During the midday event at the Rivers Club in downtown Pittsburgh, Critz acknowledged his differences with the Obama administration on coal issues.

"Although I'm at odds with the administration over this issue, he is
 willing to come here and campaign for me,'' Critz said of Biden.

Rep. Kathy Dahlkemper (D-Pa.) also attended the event. "We do have a very tough race in front of us, both Mark and I,” she said, according to the pool report.

President Obama, meanwhile, was also helping his party raise money. He spoke at a fundraiser hosted by former NBA star Alonzo Mourning at his Coral Gables home. The $1 million expected to be raised from the event is going to the Democratic Congressional Campaign Committee and Florida Rep. Ron Klein (D).


Oregon Republican compares healthcare reform to slavery law

An Oregon Republican running for the House recently compared the Democrats' healthcare reform bill to the Fugitive Slave Act.

Republican Scott Bruun, who is challenging freshman Rep. Kurt Schrader (D-Ore.), told a crowd in Canby, Ore., during an Oct. 7 speech that the healthcare bill was "right up there" with the infamous slave act.

The bill, passed in 1850, required any runaway slaves who had escaped their bondage and were living free in the Northern states be returned to their owners.

"I would argue that from a fiscal perspective, it's probably the worst piece of legislation this nation's ever passed," Bruun said during a speech that was recorded by a Democratic campaign tracker.

The audience clapped its approval, but then Bruun continued.

"From a social perspective, it's right up there, I would argue — probably the fugitive slave law was worse," he added. "But still, the healthcare bill was pretty darn bad."



RNC Chair Steele stops at Mount Rushmore

Republican National Committee Chairman Michael Steele plans to stop at Mount Rushmore in South Dakota on Monday, but his party's House candidate won't be joining him.

Kristi Noem, who's challenging Rep. Stephanie Herseth Sandlin (D-S.D.), has a previously scheduled "hunting event" on the other side of the state and won't be able to appear with Steele at the rally, according to her campaign.

Steele has been on a national bus tour for the past several weeks. His appearance in South Dakota falls on Native American Day, which the state celebrates in lieu of Columbus Day. Democrats noted the coincidence in a release linking Noem to her party's beleaguered chairman.

"Of all days, Noem and the [South Dakota] Republican Party chose Native American Day to bring a scandal-plagued national political partisan to South Dakota to benefit her campaign," Erin McCarrick, the South Dakota Democratic Party's executive director, said in a statement. "Either Noem didn't remember when Native American Day was, or she didn't care and scheduled this event on the same day anyway."

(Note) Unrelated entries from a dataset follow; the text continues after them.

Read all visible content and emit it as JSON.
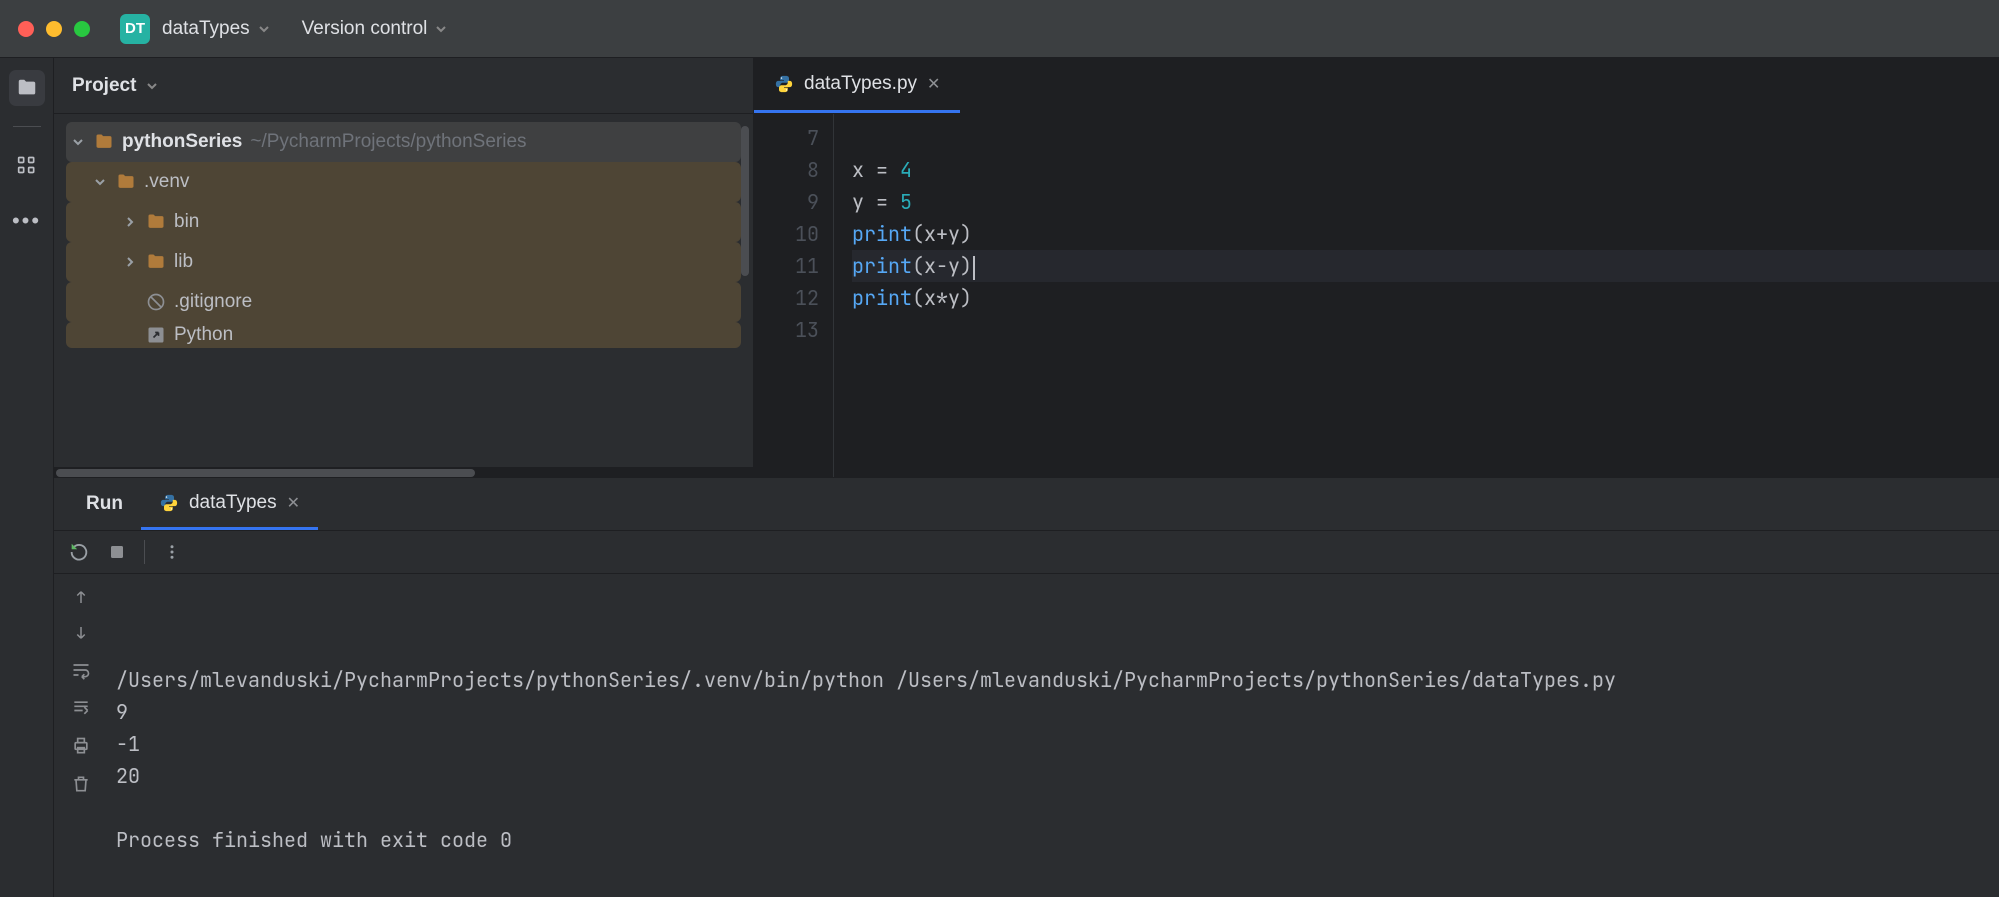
{
  "titlebar": {
    "badge_text": "DT",
    "project_name": "dataTypes",
    "menu_version_control": "Version control"
  },
  "toolstrip": {
    "items": [
      "project-tool",
      "structure-tool",
      "more-tool"
    ]
  },
  "project_panel": {
    "title": "Project",
    "tree": {
      "root_name": "pythonSeries",
      "root_path": "~/PycharmProjects/pythonSeries",
      "items": [
        {
          "name": ".venv",
          "kind": "folder",
          "level": 1,
          "expanded": true
        },
        {
          "name": "bin",
          "kind": "folder",
          "level": 2,
          "expanded": false
        },
        {
          "name": "lib",
          "kind": "folder",
          "level": 2,
          "expanded": false
        },
        {
          "name": ".gitignore",
          "kind": "ignore",
          "level": 2
        },
        {
          "name": "Python",
          "kind": "link",
          "level": 2,
          "cut": true
        }
      ]
    }
  },
  "editor": {
    "tab_filename": "dataTypes.py",
    "gutter_start": 7,
    "lines": [
      {
        "n": 7,
        "raw": ""
      },
      {
        "n": 8,
        "raw": "x = 4"
      },
      {
        "n": 9,
        "raw": "y = 5"
      },
      {
        "n": 10,
        "raw": "print(x+y)"
      },
      {
        "n": 11,
        "raw": "print(x-y)",
        "current": true
      },
      {
        "n": 12,
        "raw": "print(x*y)"
      },
      {
        "n": 13,
        "raw": ""
      }
    ]
  },
  "run_panel": {
    "head_label": "Run",
    "tab_label": "dataTypes",
    "output": [
      "/Users/mlevanduski/PycharmProjects/pythonSeries/.venv/bin/python /Users/mlevanduski/PycharmProjects/pythonSeries/dataTypes.py",
      "9",
      "-1",
      "20",
      "",
      "Process finished with exit code 0"
    ]
  }
}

Steele will also visit one of the RNC's field offices in Rapid City. There are four of the party's "victory offices" in the state.

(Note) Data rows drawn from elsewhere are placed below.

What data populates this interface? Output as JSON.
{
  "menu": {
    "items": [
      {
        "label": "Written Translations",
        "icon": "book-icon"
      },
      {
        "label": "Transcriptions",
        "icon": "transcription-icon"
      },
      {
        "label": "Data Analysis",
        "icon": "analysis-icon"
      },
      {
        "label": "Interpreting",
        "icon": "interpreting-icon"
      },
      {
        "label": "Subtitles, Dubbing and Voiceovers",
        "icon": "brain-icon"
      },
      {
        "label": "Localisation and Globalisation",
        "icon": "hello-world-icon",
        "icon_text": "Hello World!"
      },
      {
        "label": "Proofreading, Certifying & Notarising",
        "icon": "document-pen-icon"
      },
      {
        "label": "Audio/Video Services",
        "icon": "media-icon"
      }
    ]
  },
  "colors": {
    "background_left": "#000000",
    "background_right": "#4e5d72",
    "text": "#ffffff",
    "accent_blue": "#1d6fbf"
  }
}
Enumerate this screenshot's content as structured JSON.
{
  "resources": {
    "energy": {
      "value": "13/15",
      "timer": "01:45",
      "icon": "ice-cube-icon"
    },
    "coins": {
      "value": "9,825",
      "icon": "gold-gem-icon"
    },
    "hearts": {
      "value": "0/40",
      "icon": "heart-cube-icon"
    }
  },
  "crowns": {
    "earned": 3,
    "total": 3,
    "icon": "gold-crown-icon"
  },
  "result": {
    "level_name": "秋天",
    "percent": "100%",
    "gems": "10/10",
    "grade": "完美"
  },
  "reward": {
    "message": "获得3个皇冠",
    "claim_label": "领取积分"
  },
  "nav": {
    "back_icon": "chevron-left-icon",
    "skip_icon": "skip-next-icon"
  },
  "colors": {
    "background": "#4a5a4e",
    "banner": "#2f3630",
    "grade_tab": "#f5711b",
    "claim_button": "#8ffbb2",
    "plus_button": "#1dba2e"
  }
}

Meanwhile, Noem's camp announced Monday she raised $1,110,288 in the third quarter. She had $776,945 cash on hand as of Sept. 30. Herseth Sandlin has yet to release her fundraising total for the last three months.

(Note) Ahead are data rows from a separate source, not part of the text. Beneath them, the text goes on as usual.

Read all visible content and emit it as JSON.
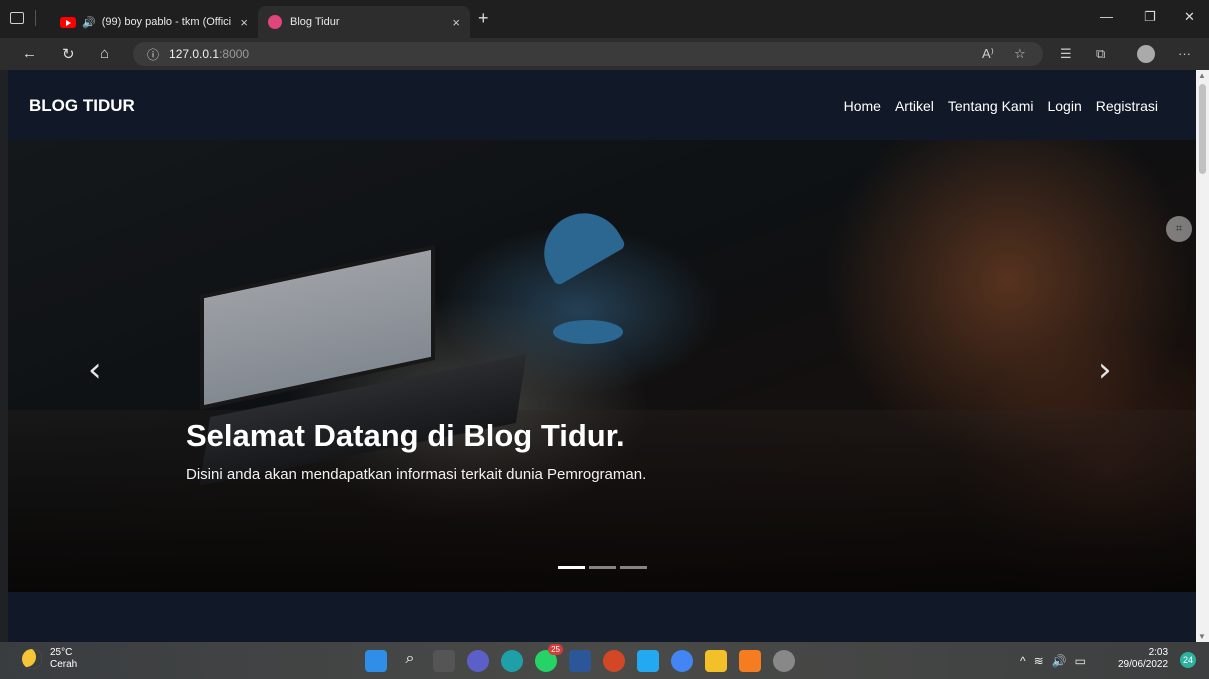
{
  "browser": {
    "tabs": [
      {
        "title": "(99) boy pablo - tkm (Offici",
        "icon": "youtube-icon",
        "audio": "speaker-icon"
      },
      {
        "title": "Blog Tidur",
        "icon": "blog-favicon"
      }
    ],
    "new_tab": "+",
    "close": "×",
    "url_host": "127.0.0.1",
    "url_port": ":8000",
    "info": "ⓘ"
  },
  "site": {
    "brand": "BLOG TIDUR",
    "menu": [
      "Home",
      "Artikel",
      "Tentang Kami",
      "Login",
      "Registrasi"
    ]
  },
  "carousel": {
    "title": "Selamat Datang di Blog Tidur.",
    "subtitle": "Disini anda akan mendapatkan informasi terkait dunia Pemrograman.",
    "prev": "‹",
    "next": "›",
    "slide_count": 3,
    "active_slide": 1
  },
  "taskbar": {
    "temperature": "25°C",
    "condition": "Cerah",
    "whatsapp_badge": "25",
    "time": "2:03",
    "date": "29/06/2022",
    "notifications": "24"
  }
}
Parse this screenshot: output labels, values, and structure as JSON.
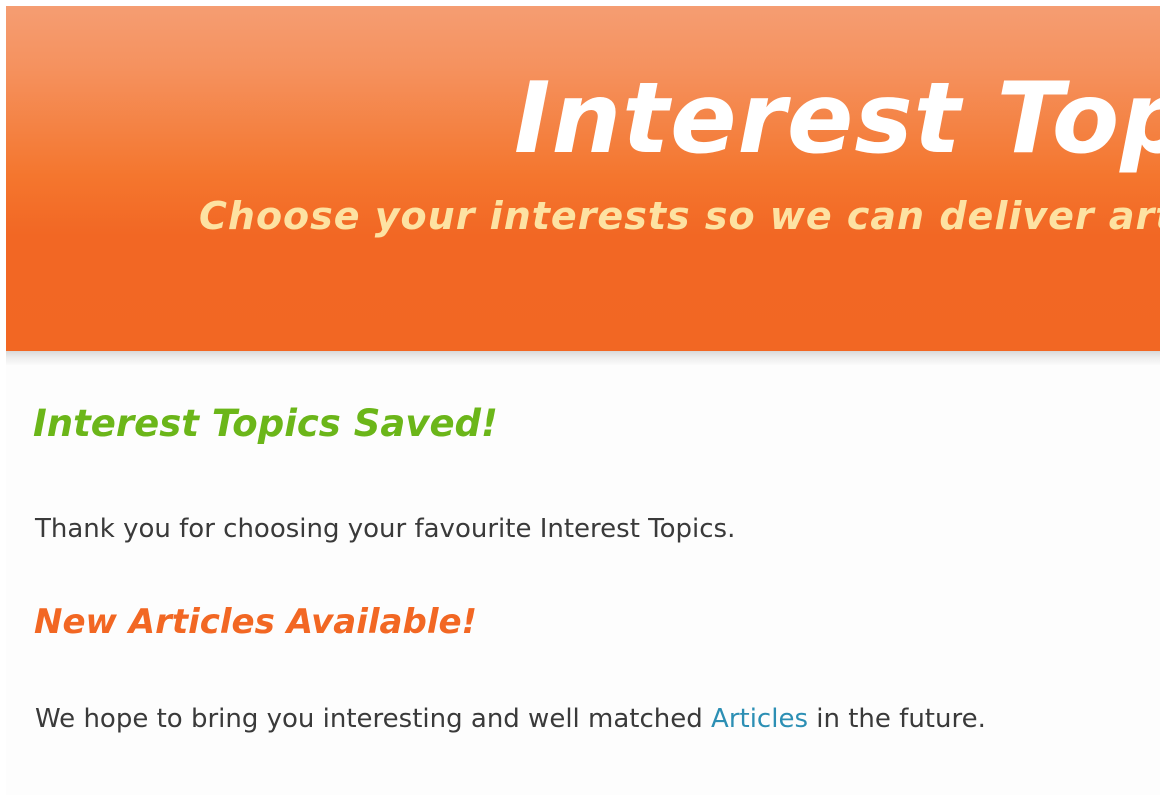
{
  "header": {
    "title": "Interest Top",
    "subtitle": "Choose your interests so we can deliver arti"
  },
  "content": {
    "saved_heading": "Interest Topics Saved!",
    "thanks_text": "Thank you for choosing your favourite Interest Topics.",
    "new_heading": "New Articles Available!",
    "hope_text_before": "We hope to bring you interesting and well matched ",
    "articles_link": "Articles",
    "hope_text_after": " in the future."
  },
  "colors": {
    "header_orange": "#f26723",
    "header_light": "#f59d72",
    "subtitle_yellow": "#fde2a2",
    "saved_green": "#6bb619",
    "new_orange": "#f26723",
    "body_text": "#3a3a3a",
    "link_blue": "#2c8fb4"
  }
}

Also on Monday, the Rapid City Journal reported the Democratic Congressional Campaign Committee cut its TV ad reservation in the state from $500,000 to close to $350,000.

--Updated at 1:02 p.m.



Mike Oliverio will be right there when former President Bill Clinton rallies for Gov. Joe Manchin on Monday.